HBIGS homepage | Forgot password
Chlanda0117 - Scientist (f/m) / PhD position
Project no:

Project leader:

Project supervisor:
Chlanda, Petr
Application deadline:
31. Jan 2018
Start of PhD project:
1. Apr 2018

Project description:

Structural analysis of Ebola virus entry intermediates by cryo-electron tomography
The main objective of this project is to structurally characterize Ebola virus (EBOV) entry route in cells focusing on virus disassembly and membrane fusion. EBOV outbreak in 2013-2016, which caused more than 11,000 deaths, triggered an effort to develop a vaccine and to better understand EBOV virus replication cycle. EBOV assembles into long filamentous virions (1-15 μm) at the plasma membrane. The negative single stranded RNA genome is coiled across a length of ~0.9 μm and protected by the nucleocapsid composed of the nucleoprotein (NP), VP35, VP40, and VP24 proteins. Released EBOV virions enter epithelial cells by macropinocytosis. The Ebola fusion glycoprotein (GP) is proteolytically processed in the late endosome by low-pH sensitive cathepsin proteases to a 19 kDa fragment, which binds to niemann-pick-C1 receptor (NPC1). The 19 kDa fragment bound to NPC1 together with yet unknown factor(s) is able to induce membrane fusion allowing release of the genome [1]. Both the disassembly of the filamentous virus and the mechanism underlying GP mediated membrane fusion in the endosomes are poorly understood processes and have not been structurally characterized yet. PhD student will establish production of non-infectious EBOV virus-like particles (VLP), which are composed of EBOV major structural proteins and are structurally similar to EBOV [2]. The EBOV VLP will be subjected to different chemical conditions mimicking the environment of the endosomes to determine critical factors necessary for membrane binding, fusion and virus disassembly. In addition, EBOV VLP internalization and disassembly will be studied in cells to structurally characterize entry intermediates by cryo-electron tomography and correlative-light and electron microscopy [3]. The study will be validated by comparing the VLP results to the infectious virus, which will be performed under BSL3/4 conditions by our collaborator.
1 Lee, J.E. and Saphire, E.O. (2009). Ebolavirus glycoprotein structure and mechanism of entry. Future Virol 4, 621-635.

2 Bharat, T.A., Noda, T., Riches, J.D., Kraehling, V., Kolesnikova, L., Becker, S., Kawaoka, Y. and Briggs, J.A. (2012). Structural dissection of Ebola virus and its assembly determinants using cryo-electron tomography. Proc Natl Acad Sci U S A 109, 4275-80.

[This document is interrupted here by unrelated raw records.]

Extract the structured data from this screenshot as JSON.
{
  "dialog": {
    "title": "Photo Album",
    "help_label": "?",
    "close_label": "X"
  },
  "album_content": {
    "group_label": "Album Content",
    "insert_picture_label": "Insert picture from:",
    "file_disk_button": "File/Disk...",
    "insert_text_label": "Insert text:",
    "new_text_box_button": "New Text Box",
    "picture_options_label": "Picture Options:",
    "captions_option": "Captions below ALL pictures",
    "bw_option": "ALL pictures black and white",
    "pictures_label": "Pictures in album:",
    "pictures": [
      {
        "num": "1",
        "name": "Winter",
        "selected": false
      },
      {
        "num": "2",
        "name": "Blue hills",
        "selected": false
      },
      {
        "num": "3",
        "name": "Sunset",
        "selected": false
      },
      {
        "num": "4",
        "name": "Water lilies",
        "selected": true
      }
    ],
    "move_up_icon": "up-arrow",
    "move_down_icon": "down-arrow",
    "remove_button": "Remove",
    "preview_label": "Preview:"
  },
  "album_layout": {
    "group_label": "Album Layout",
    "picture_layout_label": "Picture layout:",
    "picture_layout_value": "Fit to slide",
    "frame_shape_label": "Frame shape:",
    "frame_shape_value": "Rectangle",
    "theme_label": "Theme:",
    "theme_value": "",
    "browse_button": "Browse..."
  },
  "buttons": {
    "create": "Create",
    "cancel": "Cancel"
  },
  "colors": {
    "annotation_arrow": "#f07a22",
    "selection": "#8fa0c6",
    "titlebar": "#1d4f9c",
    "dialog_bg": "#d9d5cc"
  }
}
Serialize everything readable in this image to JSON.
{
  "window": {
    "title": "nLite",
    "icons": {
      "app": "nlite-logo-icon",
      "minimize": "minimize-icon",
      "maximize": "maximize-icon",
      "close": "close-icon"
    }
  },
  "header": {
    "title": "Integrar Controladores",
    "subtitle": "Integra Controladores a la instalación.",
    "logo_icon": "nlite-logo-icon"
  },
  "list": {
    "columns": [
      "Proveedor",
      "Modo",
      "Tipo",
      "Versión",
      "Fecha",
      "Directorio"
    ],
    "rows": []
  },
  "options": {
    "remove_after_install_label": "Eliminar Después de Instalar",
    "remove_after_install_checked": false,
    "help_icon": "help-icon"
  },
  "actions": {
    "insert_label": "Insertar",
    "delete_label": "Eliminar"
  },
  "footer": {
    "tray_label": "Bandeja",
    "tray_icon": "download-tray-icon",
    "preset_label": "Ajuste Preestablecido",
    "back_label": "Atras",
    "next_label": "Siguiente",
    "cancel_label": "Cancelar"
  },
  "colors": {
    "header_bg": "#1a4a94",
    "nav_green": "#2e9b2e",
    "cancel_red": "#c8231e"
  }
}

3 Chlanda, P. et al. (2016). The hemifusion structure induced by influenza virus haemagglutinin is determined by physical properties of the target membranes. Nat Microbiol 1, 16050.
Methods that will be used:
PhD student will mainly learn and use confocal microscopy and variety of electron microscopy techniques including the state-of-the-art cryo-electron tomography, image processing and correlative light and electron microscopy techniques. In addition, she/he will be performing cell culture, molecular biology and basic biochemistry techniques.
Cooperation partners:
Dr. Katrik Chandran (Albert Einstein College of Medicine, NY, USA)
Personal qualifications:
We are looking for a motivated and inquisitive PhD student who is interested in virology, microscopy techniques and image processing.
Previous experience in microscopy techniques is desirable but not required.
Ebola virus, cryo-electron tomography